Starting today, July 1st, the new minimum wage law in Los Angeles has started. Companies with more than 25 employees will start paying an hourly minimum wage of $10.50 to their employees.
Today’s increase, a fifty-cent bump from the former minimum, is just the beginning—the law, which Mayor Eric Garcetti signed off on in June 2015, mandates that the city gradually increase the minimum wage every year until 2020, when the minimum reaches $15.
Not all L.A. businesses will be affected immediately, however; smaller businesses—those with 25 or fewer workers—will have an extra year before they take on the new wage.
According to NBC 4, for city and county businesses with more than 25 employees the minimum wage will be $12 by July 2017, $13.25 by July 2018, and $14.25 by July 2019. Businesses with 25 or less workers will take an extra year to adopt these new wages.

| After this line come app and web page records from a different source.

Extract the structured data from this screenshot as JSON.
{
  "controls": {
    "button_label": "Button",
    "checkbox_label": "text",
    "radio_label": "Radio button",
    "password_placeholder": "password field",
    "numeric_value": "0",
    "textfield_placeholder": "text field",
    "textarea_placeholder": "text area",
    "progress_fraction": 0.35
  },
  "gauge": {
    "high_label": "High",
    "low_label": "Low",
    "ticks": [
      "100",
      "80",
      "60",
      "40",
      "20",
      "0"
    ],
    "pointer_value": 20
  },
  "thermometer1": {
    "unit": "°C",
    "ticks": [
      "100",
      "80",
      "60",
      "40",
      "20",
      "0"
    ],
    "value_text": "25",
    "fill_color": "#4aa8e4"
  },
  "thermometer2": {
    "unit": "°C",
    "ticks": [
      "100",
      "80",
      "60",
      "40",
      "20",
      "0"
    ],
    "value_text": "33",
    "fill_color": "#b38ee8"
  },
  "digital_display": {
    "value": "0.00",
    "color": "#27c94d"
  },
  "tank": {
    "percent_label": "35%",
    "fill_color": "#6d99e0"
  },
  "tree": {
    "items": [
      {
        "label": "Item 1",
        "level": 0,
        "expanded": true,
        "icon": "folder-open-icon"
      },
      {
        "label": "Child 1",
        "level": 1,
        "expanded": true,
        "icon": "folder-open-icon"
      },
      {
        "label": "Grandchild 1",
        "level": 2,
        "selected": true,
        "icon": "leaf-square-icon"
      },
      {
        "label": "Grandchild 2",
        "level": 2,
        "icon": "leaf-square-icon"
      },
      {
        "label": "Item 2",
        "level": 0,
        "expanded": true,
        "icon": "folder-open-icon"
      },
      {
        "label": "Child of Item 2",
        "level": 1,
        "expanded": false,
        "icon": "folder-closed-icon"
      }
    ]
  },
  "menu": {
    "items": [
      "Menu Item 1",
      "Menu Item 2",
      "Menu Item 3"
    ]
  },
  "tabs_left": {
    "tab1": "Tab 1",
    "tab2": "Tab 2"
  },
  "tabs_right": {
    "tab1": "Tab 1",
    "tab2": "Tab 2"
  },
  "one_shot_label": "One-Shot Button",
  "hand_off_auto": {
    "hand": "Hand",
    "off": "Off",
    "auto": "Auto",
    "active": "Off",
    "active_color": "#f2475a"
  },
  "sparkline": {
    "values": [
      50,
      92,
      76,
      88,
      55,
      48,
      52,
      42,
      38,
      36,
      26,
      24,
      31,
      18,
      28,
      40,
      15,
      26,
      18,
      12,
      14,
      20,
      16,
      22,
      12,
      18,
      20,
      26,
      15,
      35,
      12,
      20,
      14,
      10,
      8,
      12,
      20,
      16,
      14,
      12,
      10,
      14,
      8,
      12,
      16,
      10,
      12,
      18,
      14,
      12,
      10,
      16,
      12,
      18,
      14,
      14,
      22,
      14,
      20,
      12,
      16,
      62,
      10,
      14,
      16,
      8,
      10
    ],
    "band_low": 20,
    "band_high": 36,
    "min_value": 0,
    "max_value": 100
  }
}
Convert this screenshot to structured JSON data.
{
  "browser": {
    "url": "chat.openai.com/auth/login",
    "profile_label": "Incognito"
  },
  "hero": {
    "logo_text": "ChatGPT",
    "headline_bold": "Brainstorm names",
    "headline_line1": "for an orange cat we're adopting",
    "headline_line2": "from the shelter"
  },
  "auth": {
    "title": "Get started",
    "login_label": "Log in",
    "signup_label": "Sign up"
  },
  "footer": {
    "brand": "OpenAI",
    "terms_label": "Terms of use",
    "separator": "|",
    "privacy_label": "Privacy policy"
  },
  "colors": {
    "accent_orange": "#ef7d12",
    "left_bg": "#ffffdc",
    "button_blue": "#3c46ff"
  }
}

Some cities, while also voting to raise the minimum wage, have decided to march to their own beat. Long Beach, for example, voted earlier this year to raise their minimum to $13 by 2019.